Talking it out
Counselors Tim Holmes and Michelle Breuer explain how talking through the experiences can help victims.
March 18, 2016
When someone thinks of bullying, the first subjects they consider is how to prevent it before it becomes serious as well as who to turn to in order to halt the harassment in its tracks. However, one rarely ever ponders the idea of talking to the aggressor themselves before it becomes a serious issue, which, as counselor Tim Holmes suggests, could be even more useful in preventing this sort of behavior from occurring.
Mr. Holmes, who has had a long history of experience when it comes to dealing with this issue and the consequences of it, says that this sort of action is recommended to prevent further bullying and abuse. However, he also believes that in order to be truly effective, it should be treated less like a conversation and more like diplomatic mediation.
“Having a conversation is a great idea depending on the level of force involved. However, the bully often won’t listen and will continue to pick on them,” Mr. Holmes said. “What we encourage is peer mediation where each person comes down to the guidance office and discusses their problems.”
Mr. Holmes likens this more diplomatic approach to the relationship between countries and believes it can prevent further aggression.
“Peer mediation is diplomacy. It’s like what happens between the United States and other countries,” Mr. Holmes said. “If someone is picking on the U.S., we try diplomacy before going to war. Mediation can be difficult, but it should be used. Bullying should be stopped with [mediation] because without it, it could continue.”
The method is extremely effective, with around 85 percent of all sessions resulting in lasting resolutions. Despite the effectiveness of this method, Mr. Holmes said many students don’t utilize it to its fullest extent. In fact, many don’t even know it exists.
“Students aren’t sure who to turn to with things like these and don’t know how to go about doing [peer mediation],” Mr. Holmes said. “We have a program like that here, but only students who have used in past years know how to use it, so we need to get the word out.”
When it comes to when this conversation should be attempted, counselor Michelle Breuer has a very clear idea as to when this should be done.
“They should say something as soon as they can,” Ms. Breuer said. “They can let that person know or come let the counselors know.”
Mr. Holmes agreed with that assertion, stating this sort of thing should be gauged based on the student being bullied and the level of harassment. He also provided an explanation as to how the peer mediation sessions work at FHC.
“In peer mediation, we sit both kids down and start out with the counselor explaining the situation. We let the student being bullied explain the problem, and then we let the bully explain their point of view,” Mr. Holmes said. “Then, we tell the first student to be a little more specific about the problem. We give each of them time to talk without being interrupted. Finally, we ask them want they want from each other.”
Ms. Breuer believes that the students should be honest about the topic at hand and not shy away from expressing their feelings.
“You need to let someone know that they are upsetting you. Don’t beat around the bush because that doesn’t help anything,” Ms. Breuer said.

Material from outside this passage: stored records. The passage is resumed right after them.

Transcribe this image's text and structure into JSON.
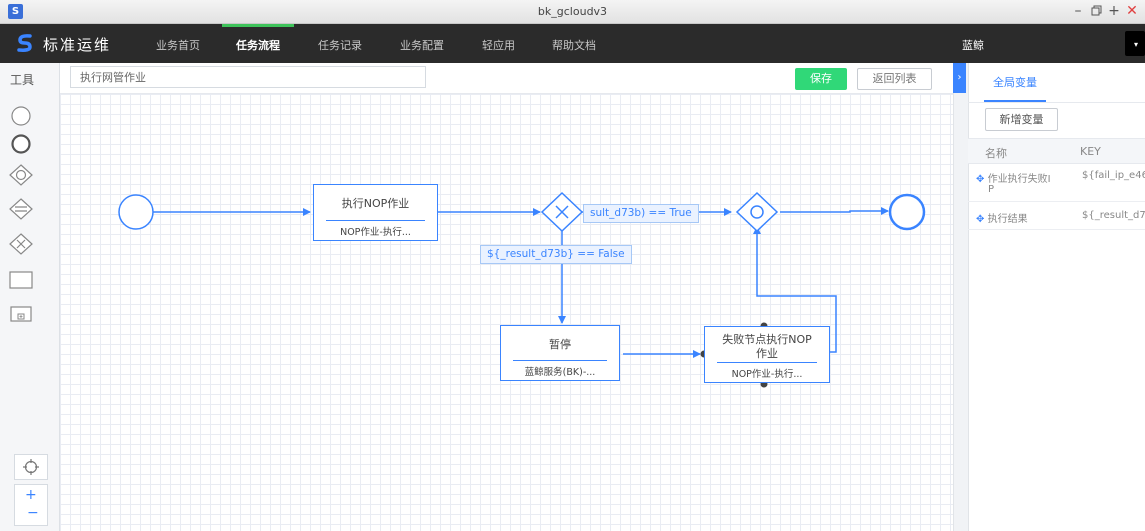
{
  "window": {
    "title": "bk_gcloudv3",
    "app_icon": "S"
  },
  "navbar": {
    "brand": "标准运维",
    "items": [
      "业务首页",
      "任务流程",
      "任务记录",
      "业务配置",
      "轻应用",
      "帮助文档"
    ],
    "active_index": 1,
    "user": "蓝鲸"
  },
  "toolbox": {
    "label": "工具"
  },
  "editor": {
    "flow_name": "执行网管作业",
    "save_label": "保存",
    "back_label": "返回列表"
  },
  "flow": {
    "nodes": {
      "task1": {
        "title": "执行NOP作业",
        "subtitle": "NOP作业-执行..."
      },
      "pause": {
        "title": "暂停",
        "subtitle": "蓝鲸服务(BK)-..."
      },
      "task2": {
        "title_line1": "失败节点执行NOP",
        "title_line2": "作业",
        "subtitle": "NOP作业-执行..."
      }
    },
    "conditions": {
      "true_label": "sult_d73b) == True",
      "false_label": "${_result_d73b} == False"
    }
  },
  "right_panel": {
    "tab": "全局变量",
    "add_button": "新增变量",
    "columns": [
      "名称",
      "KEY"
    ],
    "rows": [
      {
        "name_line1": "作业执行失败I",
        "name_line2": "P",
        "key": "${fail_ip_e46"
      },
      {
        "name_line1": "执行结果",
        "name_line2": "",
        "key": "${_result_d7"
      }
    ]
  },
  "colors": {
    "accent": "#3a84ff",
    "save": "#30d878",
    "nav_active": "#3ec35a",
    "navbar": "#2b2b2b"
  }
}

Mr. Holmes stresses confidentiality when it comes to matters regarding the mediation session as he believes that it helps smooth over relations.

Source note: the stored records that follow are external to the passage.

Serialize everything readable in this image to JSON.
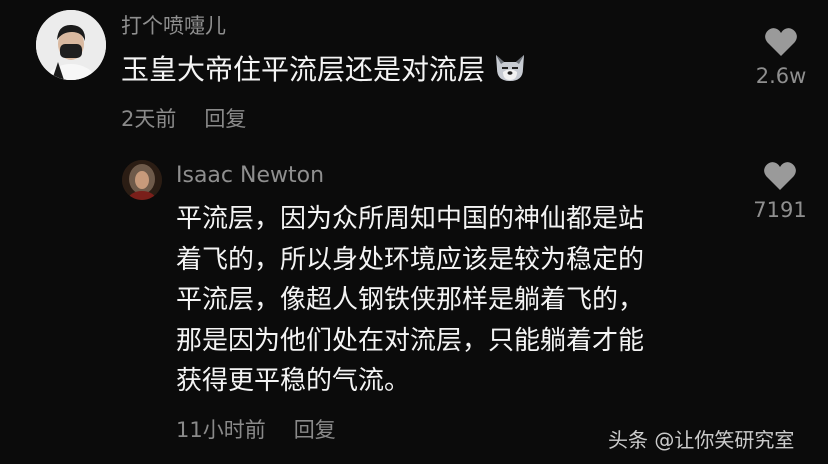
{
  "comment": {
    "username": "打个喷嚏儿",
    "text": "玉皇大帝住平流层还是对流层",
    "emoji": "wolf-face-emoji",
    "time": "2天前",
    "reply_label": "回复",
    "like_count": "2.6w"
  },
  "reply": {
    "username": "Isaac Newton",
    "lines": [
      "平流层，因为众所周知中国的神仙都是站",
      "着飞的，所以身处环境应该是较为稳定的",
      "平流层，像超人钢铁侠那样是躺着飞的，",
      "那是因为他们处在对流层，只能躺着才能",
      "获得更平稳的气流。"
    ],
    "time": "11小时前",
    "reply_label": "回复",
    "like_count": "7191"
  },
  "watermark": "头条 @让你笑研究室",
  "colors": {
    "background": "#0b0b0b",
    "primary_text": "#f4f4f4",
    "secondary_text": "#8f8f8f",
    "heart": "#9a9a9a"
  }
}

“What’s important to remember is what happens in Vegas stays in Vegas. We don’t discuss what happened outside of the counselor’s office,” Mr. Holmes said.
However, these methods don’t always work out, and Mr. Holmes believes that discipline would have to be the next course of action.
“When it’s over, we say that nothing will happen. No disciplinary measures will occur if this stops,” Mr. Holmes said. “However, something might happen if problems continue. There may be some discipline involved, but you have to start with dialogue, then discipline.”